▸ What the task requires
Wherever the string "RADIATOR" occurs in a line of these records, report that line.

[Stored data entries]
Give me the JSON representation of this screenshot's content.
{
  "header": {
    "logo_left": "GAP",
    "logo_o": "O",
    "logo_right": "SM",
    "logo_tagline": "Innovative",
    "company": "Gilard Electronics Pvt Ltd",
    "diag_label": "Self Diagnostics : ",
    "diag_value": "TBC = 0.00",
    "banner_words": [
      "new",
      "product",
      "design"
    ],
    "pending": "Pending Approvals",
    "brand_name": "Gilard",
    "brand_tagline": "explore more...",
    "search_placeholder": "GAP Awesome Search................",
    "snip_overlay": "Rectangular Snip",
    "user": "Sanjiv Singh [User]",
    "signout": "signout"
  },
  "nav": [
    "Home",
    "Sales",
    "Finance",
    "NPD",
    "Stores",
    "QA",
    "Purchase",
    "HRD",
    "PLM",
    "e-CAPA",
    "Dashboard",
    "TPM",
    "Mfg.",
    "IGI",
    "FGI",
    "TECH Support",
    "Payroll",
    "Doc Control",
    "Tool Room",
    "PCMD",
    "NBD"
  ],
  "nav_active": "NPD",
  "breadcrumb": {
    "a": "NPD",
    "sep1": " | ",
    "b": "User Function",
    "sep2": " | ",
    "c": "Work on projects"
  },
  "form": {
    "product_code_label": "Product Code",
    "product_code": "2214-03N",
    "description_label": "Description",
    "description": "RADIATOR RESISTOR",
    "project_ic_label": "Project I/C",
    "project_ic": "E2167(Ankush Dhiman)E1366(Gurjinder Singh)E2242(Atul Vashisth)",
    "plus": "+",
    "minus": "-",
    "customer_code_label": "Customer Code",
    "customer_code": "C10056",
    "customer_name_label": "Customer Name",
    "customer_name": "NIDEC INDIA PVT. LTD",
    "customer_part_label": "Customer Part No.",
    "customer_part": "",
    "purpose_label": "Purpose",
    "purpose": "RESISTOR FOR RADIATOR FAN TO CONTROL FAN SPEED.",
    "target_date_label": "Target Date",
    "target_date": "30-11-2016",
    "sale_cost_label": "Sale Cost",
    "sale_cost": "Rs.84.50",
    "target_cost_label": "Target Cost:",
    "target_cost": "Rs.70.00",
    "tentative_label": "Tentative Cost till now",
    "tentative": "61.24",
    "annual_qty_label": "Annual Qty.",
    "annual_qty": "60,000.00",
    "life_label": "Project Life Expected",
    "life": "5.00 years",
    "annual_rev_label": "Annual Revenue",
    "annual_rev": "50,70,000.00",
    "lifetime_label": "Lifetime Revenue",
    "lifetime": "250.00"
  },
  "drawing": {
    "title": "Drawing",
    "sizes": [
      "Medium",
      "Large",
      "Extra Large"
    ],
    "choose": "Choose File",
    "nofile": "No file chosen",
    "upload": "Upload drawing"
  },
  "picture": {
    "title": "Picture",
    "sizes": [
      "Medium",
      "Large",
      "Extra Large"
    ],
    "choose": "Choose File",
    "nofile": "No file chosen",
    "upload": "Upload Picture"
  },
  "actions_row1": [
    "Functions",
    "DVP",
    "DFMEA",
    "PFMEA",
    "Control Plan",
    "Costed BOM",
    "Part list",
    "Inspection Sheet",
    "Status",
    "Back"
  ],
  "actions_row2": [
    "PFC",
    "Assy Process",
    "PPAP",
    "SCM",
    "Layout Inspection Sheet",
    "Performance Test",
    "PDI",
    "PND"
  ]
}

▸ Solution
    "description": "RADIATOR RESISTOR",
    "purpose": "RESISTOR FOR RADIATOR FAN TO CONTROL FAN SPEED.",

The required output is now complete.